Tuesday, October 25, 2011
Nicola Sturgeon backs organ donor campaign, this scheme must be kept purely voluntary, the State doesn’t own your body even in death
Nicola Sturgeon has launched a new drive to get Scottish people to sign up to the organ donor register.
The point of organ donation is that such a scheme should and always must remain voluntary.
There is no such thing as involuntary consent.
Ms Sturgeon attended Edinburgh's Royal Infirmary to meet with the parents of a donor and the recipient of an organ donation.
This is standard campaigning, to show that people are willing to donate and the benefits in real terms of a successful donation.
Helen Lang, of Johnstone, Renfrewshire was introduced to Ms Sturgeon as part of the campaign, she benefited from a life-saving liver transplant at the hospital in June.
Other people, Ms Sturgeon spoke to were Brian and Muriel McCabe, whose son Grant died suddenly aged 40.
His organs helped saved the lives of six other people.
The Health Secretary said:
"Last year there were 67 organ donors in Scotland - a rate of 13 donors per million population; up from 9.8 donors per million in 2006-07. Our rate of sign-up to the Organ Donor Register has also hit an all-time high, with 37% of the population signed up to save a life, compared to the UK average of 30%. However, the tragic fact is that more than 600 people in Scotland are still waiting for a life-saving transplant, and across the UK three people die every day because they don't get the organ they need in time."
By raising awareness, it is hoped that more people will sign up to donate their organs in the event of their death.
But people must make the choice voluntary.
The £590,000 campaign will begin today and will run for three weeks throughout November.
It will be a TV, radio and online campaign as people in campaign move away from the traditional leafleting approach which has had its day.
98% of leaflets, unsolicited mail ends up in the bin, leafleting is a complete waste of time in my opinion.
It would be better to do face to face contact as part of a wider campaign.
To sign up for donation, people will be invited to register by phone, text or online.
Professor John Forsythe, lead clinician for organ donation in Scotland and consultant transplant surgeon at Edinburgh Royal Infirmary, said:
"The more people we have on the register, the better the chance of saving lives."
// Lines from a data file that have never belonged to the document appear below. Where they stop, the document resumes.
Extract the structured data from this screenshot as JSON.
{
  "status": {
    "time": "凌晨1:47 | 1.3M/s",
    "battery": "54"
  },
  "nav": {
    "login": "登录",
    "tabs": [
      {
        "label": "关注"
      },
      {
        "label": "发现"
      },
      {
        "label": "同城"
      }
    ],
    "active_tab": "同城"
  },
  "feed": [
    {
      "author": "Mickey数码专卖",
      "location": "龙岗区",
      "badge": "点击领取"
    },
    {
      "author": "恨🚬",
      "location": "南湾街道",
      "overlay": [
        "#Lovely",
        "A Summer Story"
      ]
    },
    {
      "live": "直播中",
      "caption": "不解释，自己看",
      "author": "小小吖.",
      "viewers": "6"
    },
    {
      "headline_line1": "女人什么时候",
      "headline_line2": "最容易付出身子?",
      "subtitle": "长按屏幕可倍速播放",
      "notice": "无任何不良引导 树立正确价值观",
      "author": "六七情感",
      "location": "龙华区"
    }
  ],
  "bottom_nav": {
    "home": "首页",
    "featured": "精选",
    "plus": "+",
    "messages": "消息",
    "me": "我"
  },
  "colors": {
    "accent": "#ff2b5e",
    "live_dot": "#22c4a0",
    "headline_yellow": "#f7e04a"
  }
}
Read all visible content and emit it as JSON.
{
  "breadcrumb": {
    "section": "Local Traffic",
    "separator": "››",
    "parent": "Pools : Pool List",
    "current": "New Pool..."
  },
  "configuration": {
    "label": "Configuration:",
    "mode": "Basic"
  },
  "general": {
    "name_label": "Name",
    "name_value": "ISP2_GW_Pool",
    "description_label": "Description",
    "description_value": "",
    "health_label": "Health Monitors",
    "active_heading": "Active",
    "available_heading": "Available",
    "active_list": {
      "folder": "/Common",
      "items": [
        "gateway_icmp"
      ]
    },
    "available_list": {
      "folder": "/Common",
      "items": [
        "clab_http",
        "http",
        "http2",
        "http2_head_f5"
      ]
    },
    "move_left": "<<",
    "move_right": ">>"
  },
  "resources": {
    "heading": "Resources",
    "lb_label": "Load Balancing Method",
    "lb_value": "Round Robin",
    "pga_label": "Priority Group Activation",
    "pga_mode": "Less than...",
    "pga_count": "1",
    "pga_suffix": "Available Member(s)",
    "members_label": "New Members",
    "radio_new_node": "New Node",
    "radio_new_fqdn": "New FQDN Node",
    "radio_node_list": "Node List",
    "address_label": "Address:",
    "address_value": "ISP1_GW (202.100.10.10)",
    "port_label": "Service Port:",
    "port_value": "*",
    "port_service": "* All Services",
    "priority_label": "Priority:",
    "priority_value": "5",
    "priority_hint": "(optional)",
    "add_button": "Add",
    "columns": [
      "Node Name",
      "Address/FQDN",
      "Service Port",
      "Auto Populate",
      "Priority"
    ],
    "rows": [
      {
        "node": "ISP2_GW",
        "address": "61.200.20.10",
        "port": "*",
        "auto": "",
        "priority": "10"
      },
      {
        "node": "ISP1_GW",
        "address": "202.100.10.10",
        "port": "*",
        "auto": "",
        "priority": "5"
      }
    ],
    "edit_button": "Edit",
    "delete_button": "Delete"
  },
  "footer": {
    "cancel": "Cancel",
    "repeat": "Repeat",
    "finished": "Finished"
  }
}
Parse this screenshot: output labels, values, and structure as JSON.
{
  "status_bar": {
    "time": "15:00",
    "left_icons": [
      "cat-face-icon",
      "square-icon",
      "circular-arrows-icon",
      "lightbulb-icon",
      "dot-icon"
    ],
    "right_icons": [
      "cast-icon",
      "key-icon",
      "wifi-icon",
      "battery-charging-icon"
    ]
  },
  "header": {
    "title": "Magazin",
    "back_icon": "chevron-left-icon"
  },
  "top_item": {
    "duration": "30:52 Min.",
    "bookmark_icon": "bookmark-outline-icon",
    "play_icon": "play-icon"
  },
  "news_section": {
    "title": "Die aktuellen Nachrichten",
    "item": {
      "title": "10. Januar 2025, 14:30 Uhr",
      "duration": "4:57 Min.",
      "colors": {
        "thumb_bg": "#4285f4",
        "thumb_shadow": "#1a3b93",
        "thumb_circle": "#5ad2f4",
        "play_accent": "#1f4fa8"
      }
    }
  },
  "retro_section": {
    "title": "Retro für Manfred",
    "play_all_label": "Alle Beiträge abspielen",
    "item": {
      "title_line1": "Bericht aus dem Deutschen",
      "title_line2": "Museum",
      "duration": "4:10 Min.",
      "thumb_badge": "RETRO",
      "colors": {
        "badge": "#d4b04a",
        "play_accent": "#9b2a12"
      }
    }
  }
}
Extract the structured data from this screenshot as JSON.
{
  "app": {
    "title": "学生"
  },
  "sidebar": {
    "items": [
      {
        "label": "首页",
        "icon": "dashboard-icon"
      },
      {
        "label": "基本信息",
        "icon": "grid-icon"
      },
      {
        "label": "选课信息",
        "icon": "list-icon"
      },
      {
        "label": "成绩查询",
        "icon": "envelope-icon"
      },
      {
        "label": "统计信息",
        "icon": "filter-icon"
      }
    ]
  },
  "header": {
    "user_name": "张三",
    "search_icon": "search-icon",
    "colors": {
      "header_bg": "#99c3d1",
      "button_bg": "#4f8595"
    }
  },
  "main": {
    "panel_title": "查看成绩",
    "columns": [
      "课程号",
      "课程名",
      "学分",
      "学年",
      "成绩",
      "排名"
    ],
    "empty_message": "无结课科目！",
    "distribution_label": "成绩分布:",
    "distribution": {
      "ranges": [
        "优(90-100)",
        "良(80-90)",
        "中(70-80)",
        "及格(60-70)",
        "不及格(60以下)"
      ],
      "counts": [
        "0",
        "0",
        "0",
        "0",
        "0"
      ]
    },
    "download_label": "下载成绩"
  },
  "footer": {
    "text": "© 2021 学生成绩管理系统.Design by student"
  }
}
Campaigns such as organ donation should be treated in the same manner as blood donation, run all year round.
How successful this campaign will be remains to be seen but it must be considered a step in the right direction.
Health is a year long concern and such campaigns must be treated as such, three weeks isn’t enough.
In future, maybe the NHS Scotland will realise this, and market more effectively.
There are too many causes going the rounds that better planning is needed to address this year round problem.
The Campaign for Human Rights at Glasgow University